The delicate dance of central banks is about to get more complicated, and after a fairly harmonious synchronization of monetary policy between the U.S. and China Central Banks post-2008, monetary policy between the U.S. and China can get out of step. Should the U.S. Fed taper too hard, too fast, and cool the nascent U.S. recovery too quickly, the U.S. Fed might accidentally step on the foot of the China Central Bank by amplifying the effects of China’s current policy of monetary tightening. Plus, Japan has begun loosening monetary policy aggressively since 2013, which is weakening the yen, and providing greater export competition in Asia. Not only the U.S. Fed taper, but also the Bank of Japan easing may provide a cooling effect for China. Should the yen continue to weaken against the Chinese yuan, China’s surging yen-denominated export surplus with Japan could slow as the year progresses.

China’s s soft landing a success so far

The changes in monetary policy in both the U.S. and China, in conjunction, could reinforce one another and upset the monetary soft landing that the China Central Bank has been able to manage so far. The Chinese economy could get cooler more quickly than expected. Investors may fear an inadvertent excess of monetary tightening in a soft global economy, which might exacerbate the recent stresses in the Chinese banking system, and create a Japan 1990 redux—replete with a collapse of banking stocks, the broader economy, and equity markets. This concern has kept pressure on Chinese stocks since 2012, as reflected in China’s iShares FTSE China 25 Index Fund (FXI). Of the top ten holdings of FXI, three are banks, accounting for roughly 22% of total holdings. However, progress is being made, and if global growth levels continue to impress to the upside, China could finally see a long awaited pick up in its languishing equities, and support firms like Baidu. So far, the soft landing has not seen major turbulence in equity markets—simply a protracted period of flat returns.

Asia’s equity outlook

The weakening yen and a relatively flat wage growth in Japan has supported Japanese markets, as reflected in Wisdom Tree Japan Hedged (DXJ) and the iShares MSCI Japan (EWJ) ETF’s. An aggressive monetary policy in the U.S. has supported the S&P 500 as reflected in the State Street Global Advisors S&P 500 SDPR (SPY), State Street Global Advisors Dow Jones SPDR (DIA), and Blackrock iShares S&P 500 Index (IVV), which have been up nearly 18% over the past year. However, tapering is now in play, and higher rates in the five-year Treasury could cool U.S. valuations going forward. Given China’s current financial challenges in the banking system, both the U.S. equity and the Abenomics-driven Japanese equity markets may continue to outpace China’s iShares FTSE China 25 Index Fund (FXI) and Korea’s iShares MSCI South Korea Capped Index Fund (EWY). However, if U.S. valuations continue to increase over the year, China’s valuations should eventually become increasingly compelling. With FXI’s key holding, banking flagship Bank of China, trading at 0.84 price to book and a 4.95 price to earnings ratio, one has to wonder how much lower Chinese banks and financials can go.

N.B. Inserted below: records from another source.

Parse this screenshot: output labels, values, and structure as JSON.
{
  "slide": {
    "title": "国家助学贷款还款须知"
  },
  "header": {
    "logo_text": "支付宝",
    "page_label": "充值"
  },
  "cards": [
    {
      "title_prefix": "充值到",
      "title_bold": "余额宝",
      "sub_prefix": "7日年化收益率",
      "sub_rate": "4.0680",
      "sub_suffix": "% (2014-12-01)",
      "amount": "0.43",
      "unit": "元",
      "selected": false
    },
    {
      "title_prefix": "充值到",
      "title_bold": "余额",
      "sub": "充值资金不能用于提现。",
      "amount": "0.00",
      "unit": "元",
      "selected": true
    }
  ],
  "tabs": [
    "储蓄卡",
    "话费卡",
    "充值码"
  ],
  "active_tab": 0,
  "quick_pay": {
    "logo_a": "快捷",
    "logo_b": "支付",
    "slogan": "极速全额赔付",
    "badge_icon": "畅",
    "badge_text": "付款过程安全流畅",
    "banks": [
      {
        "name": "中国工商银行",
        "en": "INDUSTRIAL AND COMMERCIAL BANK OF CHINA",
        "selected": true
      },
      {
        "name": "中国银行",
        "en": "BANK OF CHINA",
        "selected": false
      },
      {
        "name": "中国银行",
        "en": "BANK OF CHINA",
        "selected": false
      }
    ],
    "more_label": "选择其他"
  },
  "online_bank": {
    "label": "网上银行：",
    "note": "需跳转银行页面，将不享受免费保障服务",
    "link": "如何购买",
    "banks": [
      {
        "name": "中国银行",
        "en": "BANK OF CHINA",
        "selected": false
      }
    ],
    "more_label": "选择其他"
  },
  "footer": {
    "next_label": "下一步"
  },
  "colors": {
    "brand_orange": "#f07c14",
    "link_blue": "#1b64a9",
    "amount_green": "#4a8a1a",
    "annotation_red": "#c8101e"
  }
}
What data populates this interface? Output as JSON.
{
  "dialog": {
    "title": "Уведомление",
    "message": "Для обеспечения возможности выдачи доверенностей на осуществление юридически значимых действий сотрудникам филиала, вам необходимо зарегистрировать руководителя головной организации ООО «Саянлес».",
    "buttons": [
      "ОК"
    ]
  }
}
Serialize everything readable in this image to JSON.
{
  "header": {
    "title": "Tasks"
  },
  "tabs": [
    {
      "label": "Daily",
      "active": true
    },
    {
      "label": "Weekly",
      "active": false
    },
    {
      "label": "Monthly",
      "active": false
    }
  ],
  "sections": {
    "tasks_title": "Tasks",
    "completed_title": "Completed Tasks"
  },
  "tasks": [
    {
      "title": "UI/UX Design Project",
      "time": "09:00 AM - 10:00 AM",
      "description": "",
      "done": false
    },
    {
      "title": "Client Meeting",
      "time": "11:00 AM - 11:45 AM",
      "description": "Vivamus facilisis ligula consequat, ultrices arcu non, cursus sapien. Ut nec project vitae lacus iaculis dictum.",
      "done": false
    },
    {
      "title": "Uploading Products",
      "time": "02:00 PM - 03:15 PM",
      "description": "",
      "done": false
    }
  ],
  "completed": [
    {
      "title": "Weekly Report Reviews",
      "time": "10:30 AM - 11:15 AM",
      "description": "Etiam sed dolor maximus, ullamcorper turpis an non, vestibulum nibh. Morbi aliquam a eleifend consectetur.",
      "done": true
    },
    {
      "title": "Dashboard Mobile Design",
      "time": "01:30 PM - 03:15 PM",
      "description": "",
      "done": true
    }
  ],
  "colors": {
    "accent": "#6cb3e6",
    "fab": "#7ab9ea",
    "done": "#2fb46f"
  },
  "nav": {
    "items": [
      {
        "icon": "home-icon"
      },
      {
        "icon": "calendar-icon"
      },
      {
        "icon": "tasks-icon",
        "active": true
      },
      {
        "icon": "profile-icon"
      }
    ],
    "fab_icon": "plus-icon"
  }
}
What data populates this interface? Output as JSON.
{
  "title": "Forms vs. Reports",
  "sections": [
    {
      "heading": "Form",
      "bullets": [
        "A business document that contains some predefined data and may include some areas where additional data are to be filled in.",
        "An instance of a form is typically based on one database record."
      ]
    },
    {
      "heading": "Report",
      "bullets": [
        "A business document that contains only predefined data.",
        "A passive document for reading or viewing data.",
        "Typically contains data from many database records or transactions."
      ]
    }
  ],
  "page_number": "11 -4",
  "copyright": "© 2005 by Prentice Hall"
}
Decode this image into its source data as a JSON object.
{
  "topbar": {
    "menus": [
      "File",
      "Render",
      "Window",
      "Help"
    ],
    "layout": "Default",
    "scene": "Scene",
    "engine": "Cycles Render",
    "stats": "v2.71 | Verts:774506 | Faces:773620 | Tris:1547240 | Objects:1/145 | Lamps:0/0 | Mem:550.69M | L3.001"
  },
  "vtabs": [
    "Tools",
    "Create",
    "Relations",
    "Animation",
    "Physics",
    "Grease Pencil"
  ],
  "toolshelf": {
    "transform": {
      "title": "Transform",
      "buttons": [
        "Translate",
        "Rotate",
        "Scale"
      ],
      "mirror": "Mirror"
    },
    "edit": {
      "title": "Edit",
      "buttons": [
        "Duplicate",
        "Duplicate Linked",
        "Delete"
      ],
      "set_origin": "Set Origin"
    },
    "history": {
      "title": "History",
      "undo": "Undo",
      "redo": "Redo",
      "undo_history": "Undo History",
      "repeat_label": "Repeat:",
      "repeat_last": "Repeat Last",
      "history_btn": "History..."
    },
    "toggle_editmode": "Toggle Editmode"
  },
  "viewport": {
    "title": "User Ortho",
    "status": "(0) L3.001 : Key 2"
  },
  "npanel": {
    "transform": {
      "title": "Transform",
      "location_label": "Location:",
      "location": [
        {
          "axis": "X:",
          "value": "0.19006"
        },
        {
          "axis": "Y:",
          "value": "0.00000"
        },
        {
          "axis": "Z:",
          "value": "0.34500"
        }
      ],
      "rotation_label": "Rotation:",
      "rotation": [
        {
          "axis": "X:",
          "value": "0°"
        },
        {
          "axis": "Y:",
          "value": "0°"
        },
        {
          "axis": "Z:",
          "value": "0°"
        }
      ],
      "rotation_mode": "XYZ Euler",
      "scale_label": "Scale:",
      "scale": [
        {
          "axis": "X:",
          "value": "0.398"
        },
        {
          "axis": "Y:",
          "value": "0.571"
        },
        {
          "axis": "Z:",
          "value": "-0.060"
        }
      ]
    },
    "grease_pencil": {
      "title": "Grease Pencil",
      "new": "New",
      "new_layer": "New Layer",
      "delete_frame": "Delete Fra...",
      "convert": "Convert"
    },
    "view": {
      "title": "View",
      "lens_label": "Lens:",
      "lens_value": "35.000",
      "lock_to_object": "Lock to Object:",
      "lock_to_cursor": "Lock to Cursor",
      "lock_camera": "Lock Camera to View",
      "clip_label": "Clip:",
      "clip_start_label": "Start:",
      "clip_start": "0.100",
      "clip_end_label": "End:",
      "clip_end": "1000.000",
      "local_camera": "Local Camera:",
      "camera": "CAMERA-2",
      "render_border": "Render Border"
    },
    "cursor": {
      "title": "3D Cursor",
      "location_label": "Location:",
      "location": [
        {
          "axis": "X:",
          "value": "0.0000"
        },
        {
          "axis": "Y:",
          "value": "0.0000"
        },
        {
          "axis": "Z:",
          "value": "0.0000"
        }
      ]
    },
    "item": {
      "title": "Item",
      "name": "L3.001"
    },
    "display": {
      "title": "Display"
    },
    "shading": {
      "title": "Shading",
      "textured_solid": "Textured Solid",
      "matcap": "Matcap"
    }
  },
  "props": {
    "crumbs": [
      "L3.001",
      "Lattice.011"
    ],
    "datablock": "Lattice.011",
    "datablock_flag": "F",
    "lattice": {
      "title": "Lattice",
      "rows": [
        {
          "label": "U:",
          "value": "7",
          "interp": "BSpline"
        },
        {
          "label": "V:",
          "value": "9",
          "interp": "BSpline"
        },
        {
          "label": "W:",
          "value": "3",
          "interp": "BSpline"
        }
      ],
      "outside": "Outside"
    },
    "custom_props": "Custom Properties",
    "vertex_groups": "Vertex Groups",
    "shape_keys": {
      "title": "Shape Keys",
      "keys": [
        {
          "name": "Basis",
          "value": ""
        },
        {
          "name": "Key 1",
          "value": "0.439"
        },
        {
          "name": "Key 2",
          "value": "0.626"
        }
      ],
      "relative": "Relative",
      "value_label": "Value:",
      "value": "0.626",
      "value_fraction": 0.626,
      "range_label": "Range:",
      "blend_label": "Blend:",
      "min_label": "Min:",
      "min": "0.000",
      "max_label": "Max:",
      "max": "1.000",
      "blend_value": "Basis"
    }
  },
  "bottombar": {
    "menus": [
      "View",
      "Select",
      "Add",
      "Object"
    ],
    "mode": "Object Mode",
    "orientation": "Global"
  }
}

For an overview of the U.S. macroeconomic recovery, which can support China’s export economy, read 2014 US macro outlook: The crack in the debt ceiling.

To know about the history of China’s overall growth rate in gross domestic product, read the next part of this series.

Continue to Part 9

Browse this series on Market Realist: